Media celebrities because of their very public foiling of the airplane hijacking, the media hounds Michelle even at the funeral of one of her friends. When asked by the journalists if she had any comment on the case, she glares into the camera and snaps a threat at the remaining villain:
“That man is dead!”
Before going into too much detail about what I thought of the film itself, I think it’s probably best to talk a bit of history concerning the movie’s title. Though originally titled Royal Warriors, the producers decided to turn a quick buck by later re-releasing the film as In The Line Of Duty, and putting out Yes, Madam (actually filmed and released a year earlier) as a retroactive sequel, calling it In The Line Of Duty 2. Strangely, when one of the film’s producers (Dickson Poon) married Yeoh, he talked her into early retirement, necessitating a recast in the lead role for their “new” series of films. Eventually, they would cast the similarly-named Cynthia Khan (Yeoh was going under the name Michelle Khan at the time), who would go on to star in the next four of the five sequels. Talk about being chronologically confused.
Royal Warriors is one of those films I’m a bit surprised more people haven’t heard about. It’s got about everything you could ask for: car chases, shootouts, martial arts fights, explosions, bad-ass babes, and a rather high bodycount. It’s part buddy-cop flick, part chick action movie, but definitely a great follow up for Michelle Yeoh to her excellent turn as a positive ass kicker in Yes, Madam.
And speaking of that film, Meng Hoi, who performed action choreography duties and acted in Yes, Madam, and was a part of Sammo Hung’s stunt team, returns here to once again do the fight scenes. And he did a damn great job at it, too. From the opening street fight to the airplane hijack foiling, to the final chainsaw/sharp and blunt objects/random tool battle at the climax, we are treated to perfect examples of what made Hong Kong action so great during this era. The fights are high energy, quick, creative, and impressively brutal. I lost track of the times Yeoh was choked, thrown into some breakable object or kicked in the tits. Sure, they gave a female the lead role, but she clearly had to suffer for it.
There’s a car chase at one point that’s one of my all time favorites in the genre. It’s a car chasing a car chasing a car kind of chase right through the middle of the city.

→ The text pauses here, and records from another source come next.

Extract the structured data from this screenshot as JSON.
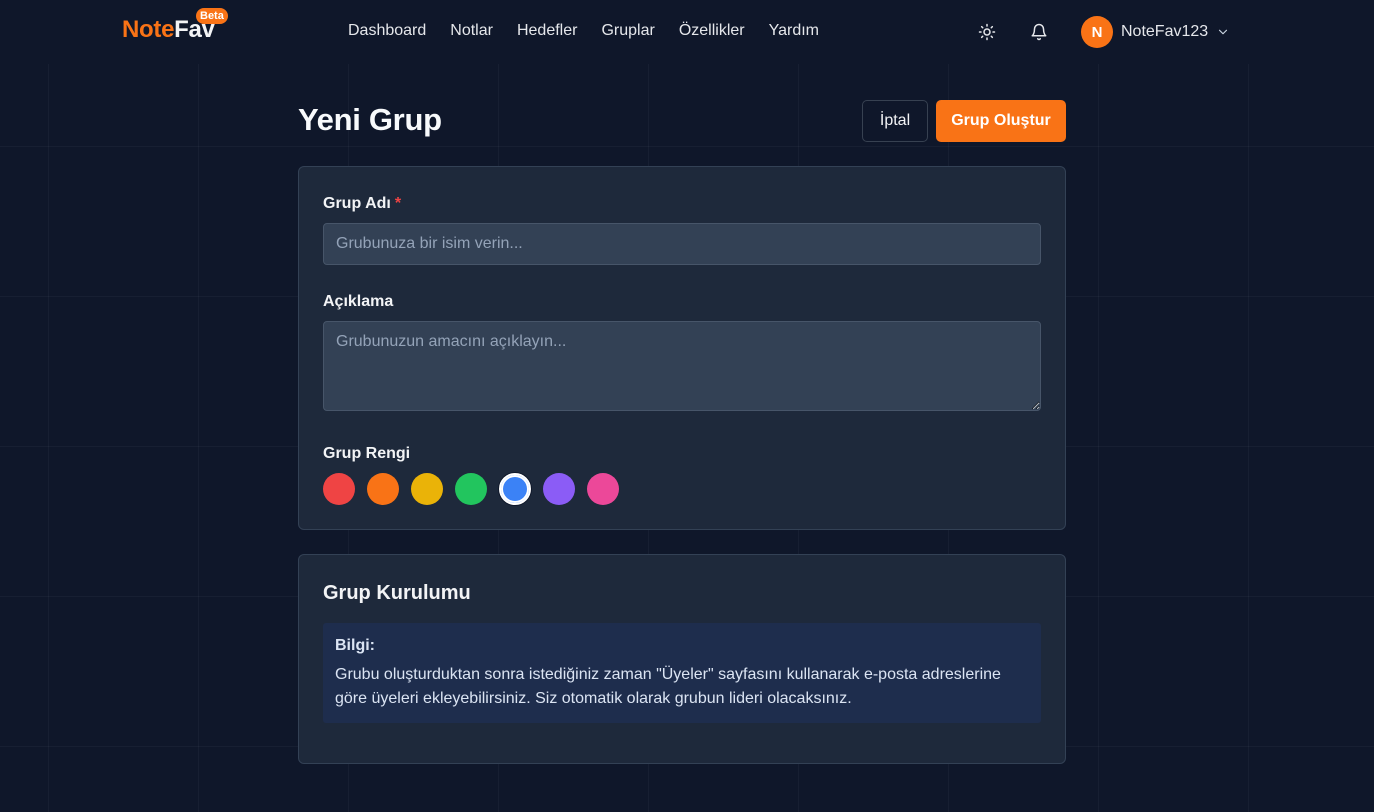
{
  "nav": {
    "logo_part1": "Note",
    "logo_part2": "Fav",
    "beta_badge": "Beta",
    "links": [
      "Dashboard",
      "Notlar",
      "Hedefler",
      "Gruplar",
      "Özellikler",
      "Yardım"
    ],
    "icons": [
      "sun-icon",
      "bell-icon"
    ],
    "user": {
      "initial": "N",
      "name": "NoteFav123"
    }
  },
  "page": {
    "title": "Yeni Grup",
    "cancel_label": "İptal",
    "create_label": "Grup Oluştur"
  },
  "form": {
    "name_label": "Grup Adı",
    "required_mark": "*",
    "name_placeholder": "Grubunuza bir isim verin...",
    "name_value": "",
    "description_label": "Açıklama",
    "description_placeholder": "Grubunuzun amacını açıklayın...",
    "description_value": "",
    "color_label": "Grup Rengi",
    "colors": [
      "#ef4444",
      "#f97316",
      "#eab308",
      "#22c55e",
      "#3b82f6",
      "#8b5cf6",
      "#ec4899"
    ],
    "selected_color": "#3b82f6"
  },
  "setup": {
    "title": "Grup Kurulumu",
    "info_title": "Bilgi:",
    "info_text": "Grubu oluşturduktan sonra istediğiniz zaman \"Üyeler\" sayfasını kullanarak e-posta adreslerine göre üyeleri ekleyebilirsiniz. Siz otomatik olarak grubun lideri olacaksınız."
  },
  "colors": {
    "accent": "#f97316",
    "background": "#0f172a",
    "card": "#1e293b"
  }
}
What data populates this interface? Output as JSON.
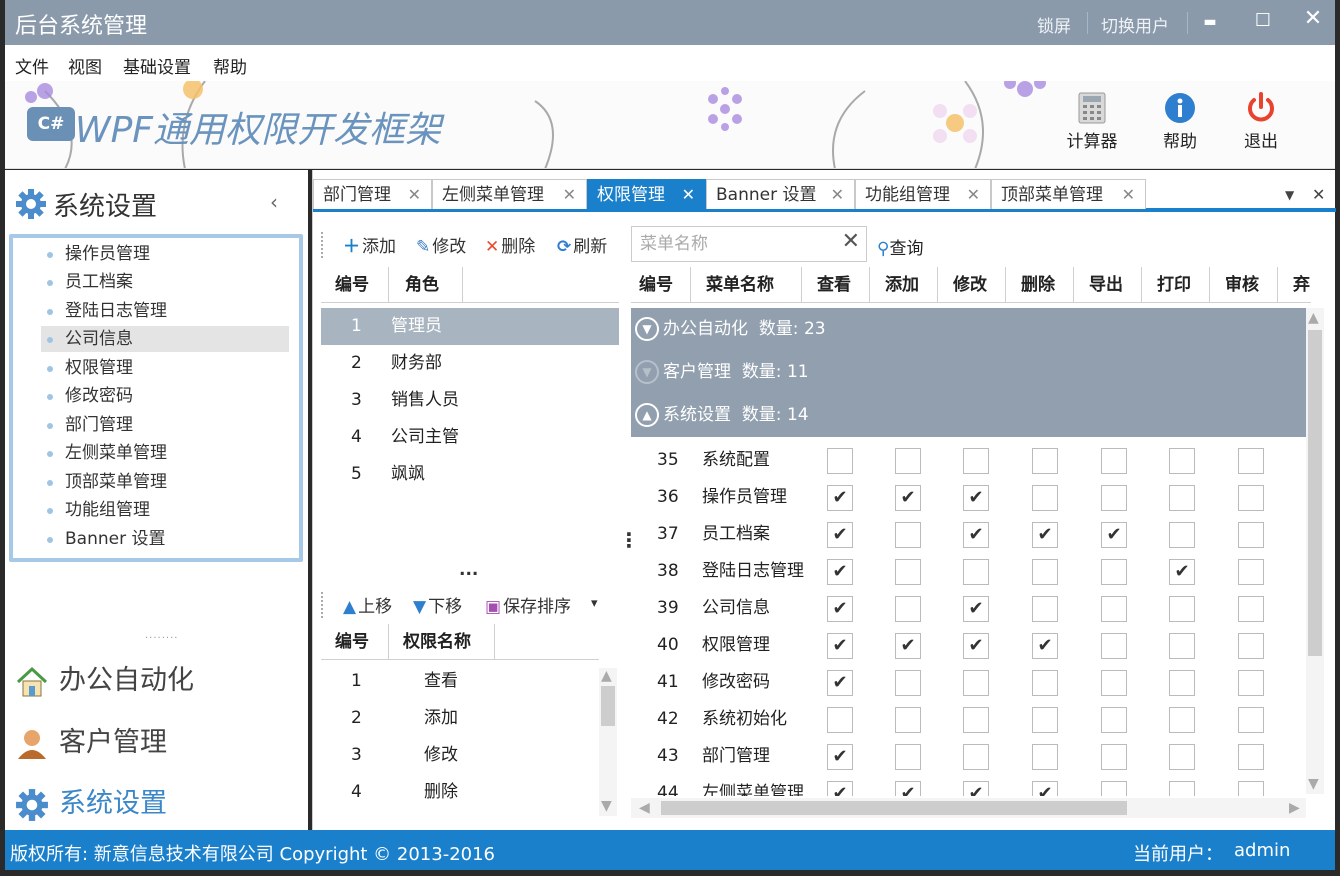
{
  "window": {
    "title": "后台系统管理",
    "lock_label": "锁屏",
    "switch_user_label": "切换用户",
    "minimize": "▬",
    "maximize": "☐",
    "close": "✕"
  },
  "menu": [
    "文件",
    "视图",
    "基础设置",
    "帮助"
  ],
  "banner": {
    "logo_text": "C#",
    "app_title": "WPF通用权限开发框架",
    "tools": [
      {
        "label": "计算器",
        "icon": "calculator-icon"
      },
      {
        "label": "帮助",
        "icon": "info-icon"
      },
      {
        "label": "退出",
        "icon": "power-icon"
      }
    ]
  },
  "sidebar": {
    "header": "系统设置",
    "collapse_glyph": "‹",
    "items": [
      "操作员管理",
      "员工档案",
      "登陆日志管理",
      "公司信息",
      "权限管理",
      "修改密码",
      "部门管理",
      "左侧菜单管理",
      "顶部菜单管理",
      "功能组管理",
      "Banner 设置"
    ],
    "selected_index": 3,
    "splitter": "........",
    "nav": [
      "办公自动化",
      "客户管理",
      "系统设置"
    ],
    "active_nav": 2
  },
  "tabs": {
    "items": [
      "部门管理",
      "左侧菜单管理",
      "权限管理",
      "Banner 设置",
      "功能组管理",
      "顶部菜单管理"
    ],
    "active_index": 2,
    "close_glyph": "✕",
    "dropdown_glyph": "▼"
  },
  "left_toolbar": {
    "add": "添加",
    "edit": "修改",
    "delete": "删除",
    "refresh": "刷新"
  },
  "roles": {
    "headers": [
      "编号",
      "角色"
    ],
    "rows": [
      [
        "1",
        "管理员"
      ],
      [
        "2",
        "财务部"
      ],
      [
        "3",
        "销售人员"
      ],
      [
        "4",
        "公司主管"
      ],
      [
        "5",
        "飒飒"
      ]
    ],
    "selected_index": 0
  },
  "splitter_glyph": "...",
  "vsplitter_glyph": "⋮",
  "sort_toolbar": {
    "up": "上移",
    "down": "下移",
    "save": "保存排序",
    "more": "▾"
  },
  "permissions": {
    "headers": [
      "编号",
      "权限名称"
    ],
    "rows": [
      [
        "1",
        "查看"
      ],
      [
        "2",
        "添加"
      ],
      [
        "3",
        "修改"
      ],
      [
        "4",
        "删除"
      ]
    ]
  },
  "search": {
    "placeholder": "菜单名称",
    "query_label": "查询",
    "clear_glyph": "✕"
  },
  "menu_grid": {
    "headers": [
      "编号",
      "菜单名称",
      "查看",
      "添加",
      "修改",
      "删除",
      "导出",
      "打印",
      "审核",
      "弃"
    ],
    "count_label": "数量:",
    "groups": [
      {
        "name": "办公自动化",
        "count": "23"
      },
      {
        "name": "客户管理",
        "count": "11"
      },
      {
        "name": "系统设置",
        "count": "14"
      }
    ],
    "rows": [
      {
        "id": "35",
        "name": "系统配置",
        "checks": [
          0,
          0,
          0,
          0,
          0,
          0,
          0
        ]
      },
      {
        "id": "36",
        "name": "操作员管理",
        "checks": [
          1,
          1,
          1,
          0,
          0,
          0,
          0
        ]
      },
      {
        "id": "37",
        "name": "员工档案",
        "checks": [
          1,
          0,
          1,
          1,
          1,
          0,
          0
        ]
      },
      {
        "id": "38",
        "name": "登陆日志管理",
        "checks": [
          1,
          0,
          0,
          0,
          0,
          1,
          0
        ]
      },
      {
        "id": "39",
        "name": "公司信息",
        "checks": [
          1,
          0,
          1,
          0,
          0,
          0,
          0
        ]
      },
      {
        "id": "40",
        "name": "权限管理",
        "checks": [
          1,
          1,
          1,
          1,
          0,
          0,
          0
        ]
      },
      {
        "id": "41",
        "name": "修改密码",
        "checks": [
          1,
          0,
          0,
          0,
          0,
          0,
          0
        ]
      },
      {
        "id": "42",
        "name": "系统初始化",
        "checks": [
          0,
          0,
          0,
          0,
          0,
          0,
          0
        ]
      },
      {
        "id": "43",
        "name": "部门管理",
        "checks": [
          1,
          0,
          0,
          0,
          0,
          0,
          0
        ]
      },
      {
        "id": "44",
        "name": "左侧菜单管理",
        "checks": [
          1,
          1,
          1,
          1,
          0,
          0,
          0
        ]
      }
    ]
  },
  "statusbar": {
    "copyright": "版权所有: 新意信息技术有限公司  Copyright © 2013-2016",
    "user_label": "当前用户：",
    "user": "admin"
  }
}
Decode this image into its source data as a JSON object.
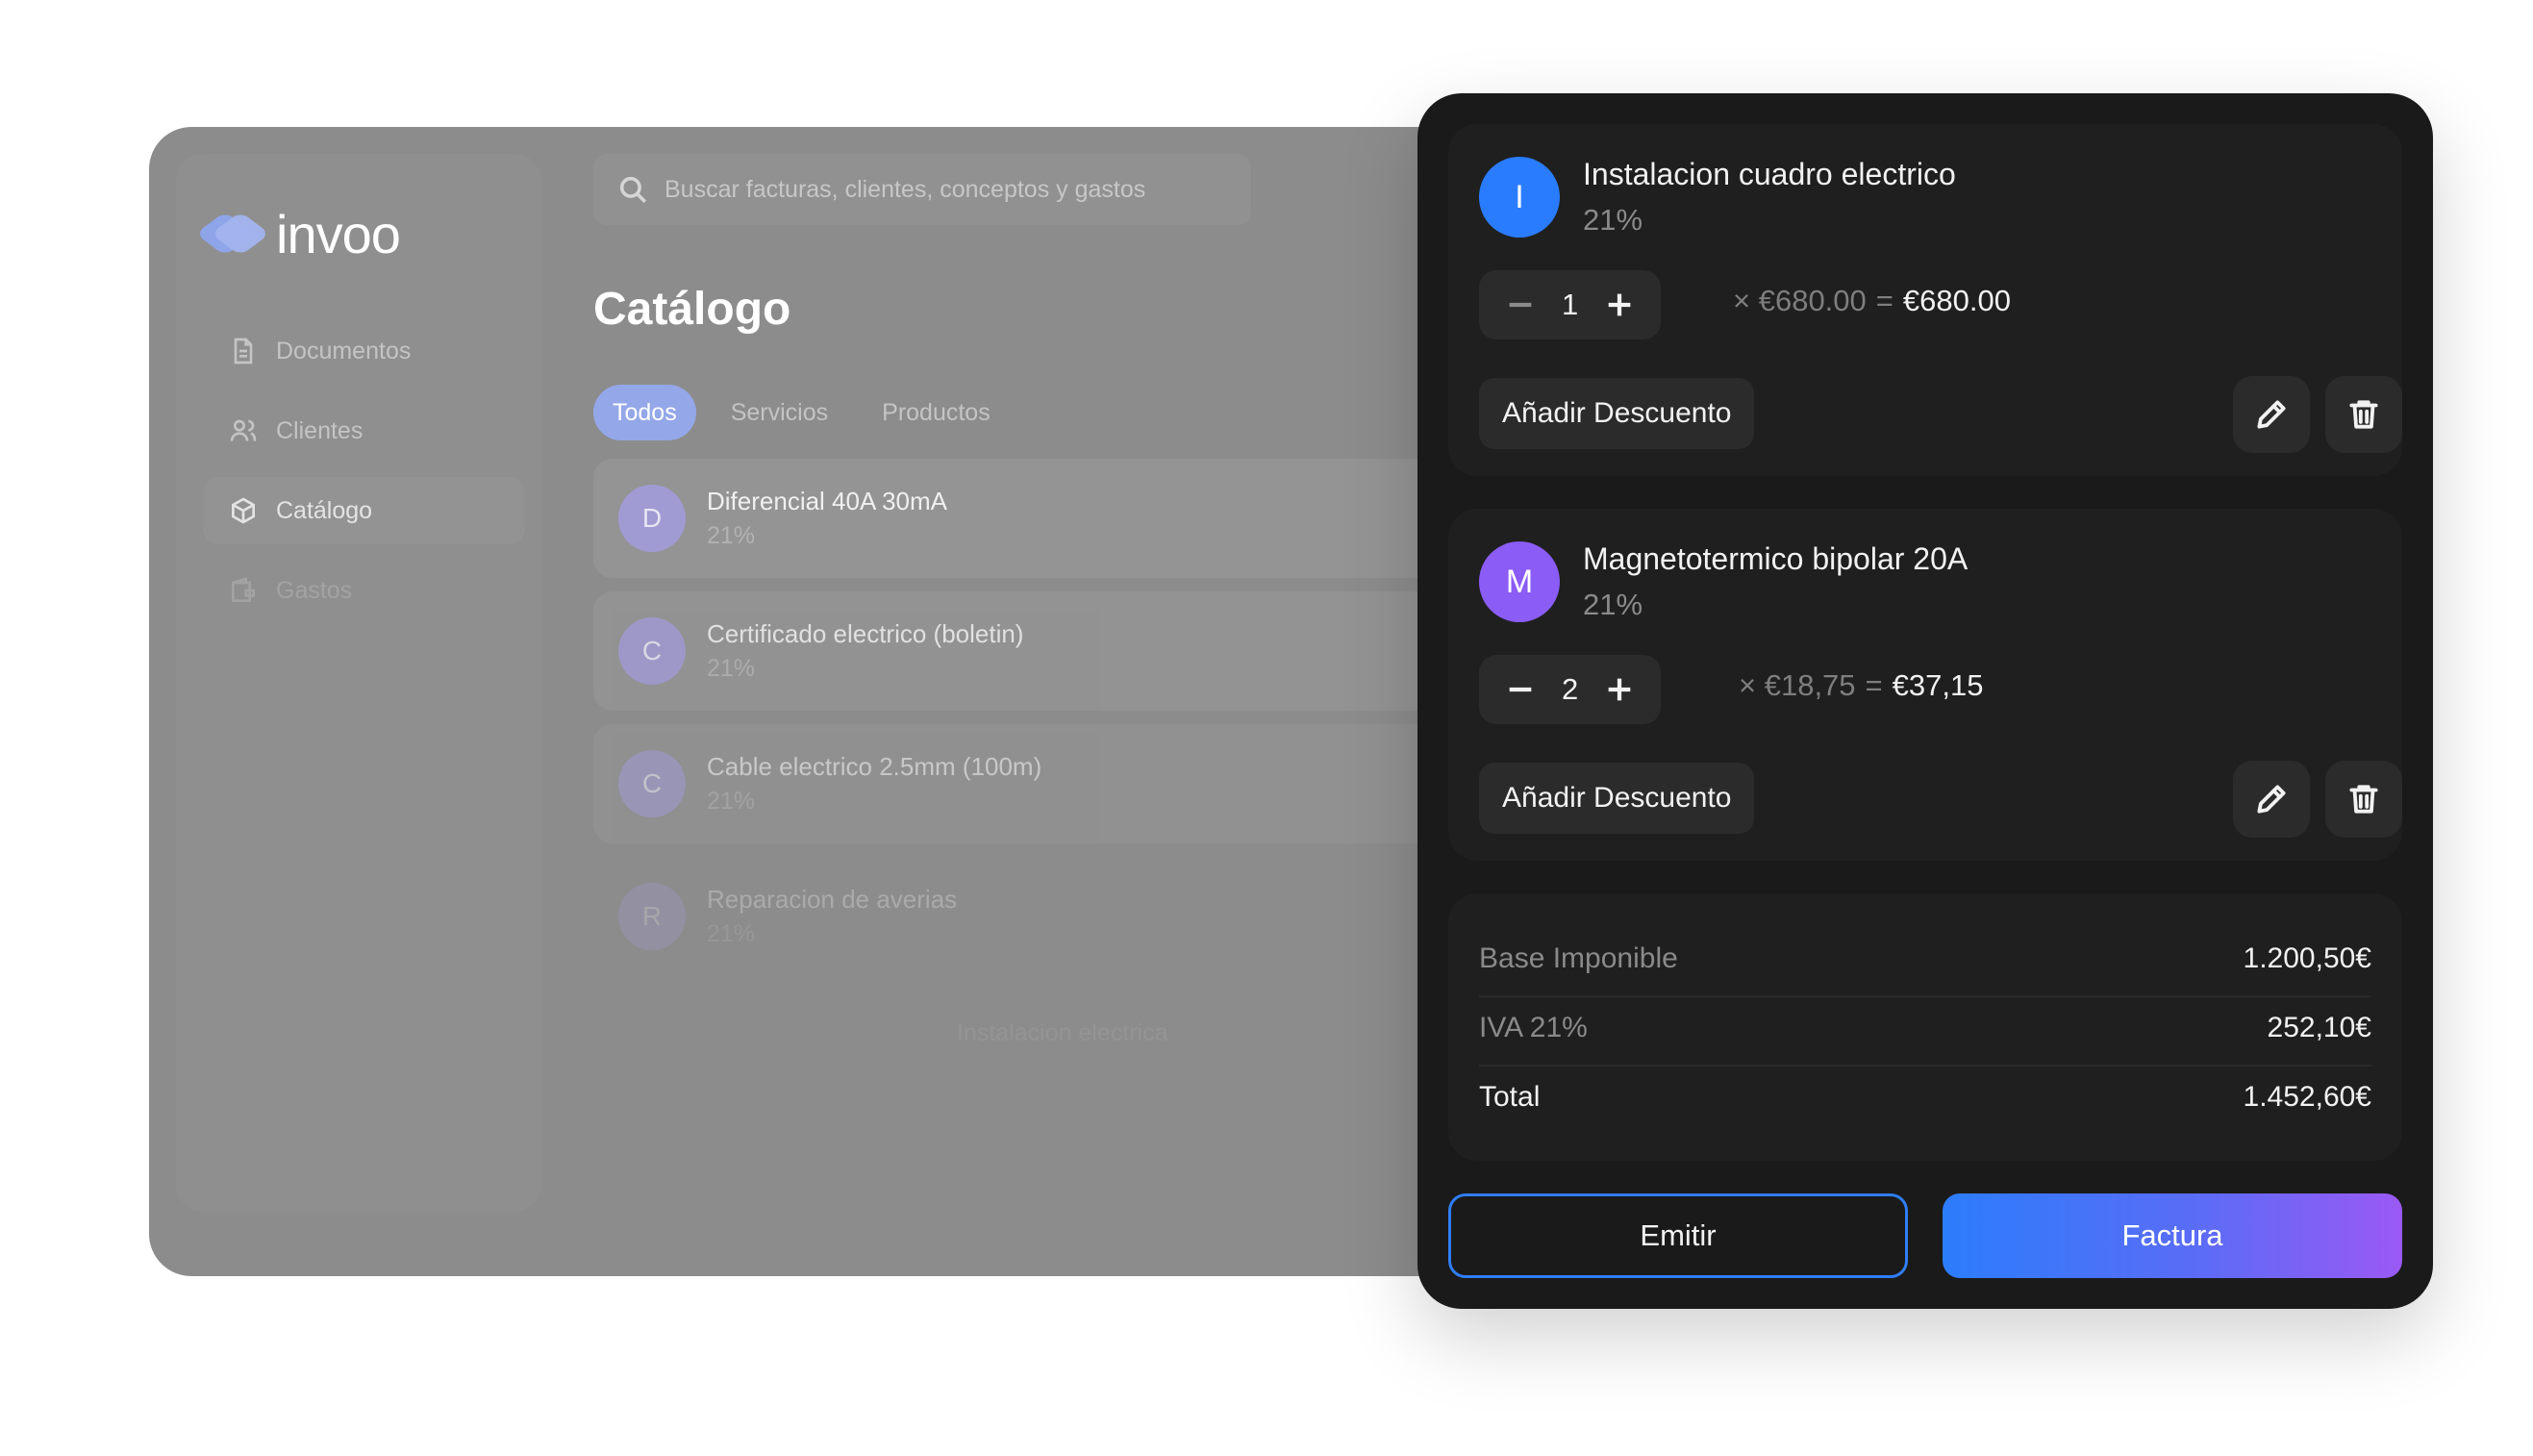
{
  "app": {
    "logo_text": "invoo",
    "search_placeholder": "Buscar facturas, clientes, conceptos y gastos",
    "nav": [
      {
        "label": "Documentos",
        "icon": "document-icon"
      },
      {
        "label": "Clientes",
        "icon": "users-icon"
      },
      {
        "label": "Catálogo",
        "icon": "box-icon"
      },
      {
        "label": "Gastos",
        "icon": "wallet-icon"
      }
    ],
    "page_title": "Catálogo",
    "filters": [
      "Todos",
      "Servicios",
      "Productos"
    ],
    "catalog_items": [
      {
        "initial": "D",
        "name": "Diferencial 40A 30mA",
        "tax": "21%"
      },
      {
        "initial": "C",
        "name": "Certificado electrico (boletin)",
        "tax": "21%"
      },
      {
        "initial": "C",
        "name": "Cable electrico 2.5mm (100m)",
        "tax": "21%"
      },
      {
        "initial": "R",
        "name": "Reparacion de averias",
        "tax": "21%"
      }
    ],
    "ghost_text": "Instalacion electrica"
  },
  "invoice": {
    "lines": [
      {
        "initial": "I",
        "name": "Instalacion cuadro electrico",
        "tax": "21%",
        "qty": "1",
        "unit": "× €680.00",
        "eq": "=",
        "result": "€680.00",
        "discount_label": "Añadir Descuento"
      },
      {
        "initial": "M",
        "name": "Magnetotermico bipolar 20A",
        "tax": "21%",
        "qty": "2",
        "unit": "× €18,75",
        "eq": "=",
        "result": "€37,15",
        "discount_label": "Añadir Descuento"
      }
    ],
    "totals": {
      "base_label": "Base Imponible",
      "base_value": "1.200,50€",
      "iva_label": "IVA 21%",
      "iva_value": "252,10€",
      "total_label": "Total",
      "total_value": "1.452,60€"
    },
    "buttons": {
      "emitir": "Emitir",
      "factura": "Factura"
    },
    "colors": {
      "accent_blue": "#2a7cff",
      "accent_purple": "#8b5cf6",
      "panel_bg": "#1a1a1a"
    }
  }
}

It’s an adrenaline-pumping several minutes, cutting masterfully between high speed crashes and slow motion stunt jumps.
But sometimes, when choosing whether or not to watch an action movie, I have to ask, “Is there a fight involving a chainsaw?” Well, I’m happy to report that this time there is.
Because you totally needed another reason to see this film, right?
Royal Warriors is just a plain old good time. I do think it takes itself a bit more seriously than it should, but then, that’s kinda what many of Michelle Yeoh’s Hong Kong films did. Perhaps it was in their race to balance out the silly idea that women could also be police officers that they forgot to just tone down the melodrama a bit and let the audience just have some fun. Oh well, this is still a fun ride. An early Yeoh film with several no holds barred action sequences. For fun, there also a brief role for Kenneth Tsang, appearing in his usual “police captain” role, and a cameo by Dennis Chan.
Director David Chung would follow up this film by working with Michelle Yeoh again in Magnificent Warriors, before reuniting with Chow Yun-Fat for the rather excellent romantic drama An Autumn’s Tale. Not that I watch romantic dramas… but it’s really good. Like this one.
[THE MORAL OF THE STORY]
Friendship can be a powerful thing, but unless it’s used for good it can only result in the pain and hurt of other. Oh, and Michelle Yeoh is a total bad-ass babe.